*** Records to process

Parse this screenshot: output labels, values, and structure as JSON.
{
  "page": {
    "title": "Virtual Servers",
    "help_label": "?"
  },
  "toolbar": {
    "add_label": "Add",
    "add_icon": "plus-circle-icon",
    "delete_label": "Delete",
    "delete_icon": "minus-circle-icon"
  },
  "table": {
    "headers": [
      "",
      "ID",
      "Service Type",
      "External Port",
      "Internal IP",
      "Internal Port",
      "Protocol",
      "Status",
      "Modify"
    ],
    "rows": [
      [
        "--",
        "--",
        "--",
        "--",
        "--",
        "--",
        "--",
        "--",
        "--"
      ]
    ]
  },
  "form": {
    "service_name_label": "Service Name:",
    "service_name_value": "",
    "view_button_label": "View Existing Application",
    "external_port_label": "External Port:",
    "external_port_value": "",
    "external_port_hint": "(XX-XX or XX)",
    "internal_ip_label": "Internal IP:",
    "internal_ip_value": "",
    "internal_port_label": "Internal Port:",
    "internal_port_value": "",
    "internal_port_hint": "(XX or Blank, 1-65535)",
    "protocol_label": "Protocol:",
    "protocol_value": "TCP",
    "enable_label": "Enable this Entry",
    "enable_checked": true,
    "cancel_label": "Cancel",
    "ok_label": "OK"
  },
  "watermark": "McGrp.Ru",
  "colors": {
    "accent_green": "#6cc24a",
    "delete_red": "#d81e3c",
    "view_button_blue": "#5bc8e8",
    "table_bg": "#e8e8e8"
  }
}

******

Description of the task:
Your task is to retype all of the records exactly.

Solution below:
Parse this screenshot: output labels, values, and structure as JSON.
{
  "page": {
    "title": "Virtual Servers",
    "help_label": "?"
  },
  "toolbar": {
    "add_label": "Add",
    "add_icon": "plus-circle-icon",
    "delete_label": "Delete",
    "delete_icon": "minus-circle-icon"
  },
  "table": {
    "headers": [
      "",
      "ID",
      "Service Type",
      "External Port",
      "Internal IP",
      "Internal Port",
      "Protocol",
      "Status",
      "Modify"
    ],
    "rows": [
      [
        "--",
        "--",
        "--",
        "--",
        "--",
        "--",
        "--",
        "--",
        "--"
      ]
    ]
  },
  "form": {
    "service_name_label": "Service Name:",
    "service_name_value": "",
    "view_button_label": "View Existing Application",
    "external_port_label": "External Port:",
    "external_port_value": "",
    "external_port_hint": "(XX-XX or XX)",
    "internal_ip_label": "Internal IP:",
    "internal_ip_value": "",
    "internal_port_label": "Internal Port:",
    "internal_port_value": "",
    "internal_port_hint": "(XX or Blank, 1-65535)",
    "protocol_label": "Protocol:",
    "protocol_value": "TCP",
    "enable_label": "Enable this Entry",
    "enable_checked": true,
    "cancel_label": "Cancel",
    "ok_label": "OK"
  },
  "watermark": "McGrp.Ru",
  "colors": {
    "accent_green": "#6cc24a",
    "delete_red": "#d81e3c",
    "view_button_blue": "#5bc8e8",
    "table_bg": "#e8e8e8"
  }
}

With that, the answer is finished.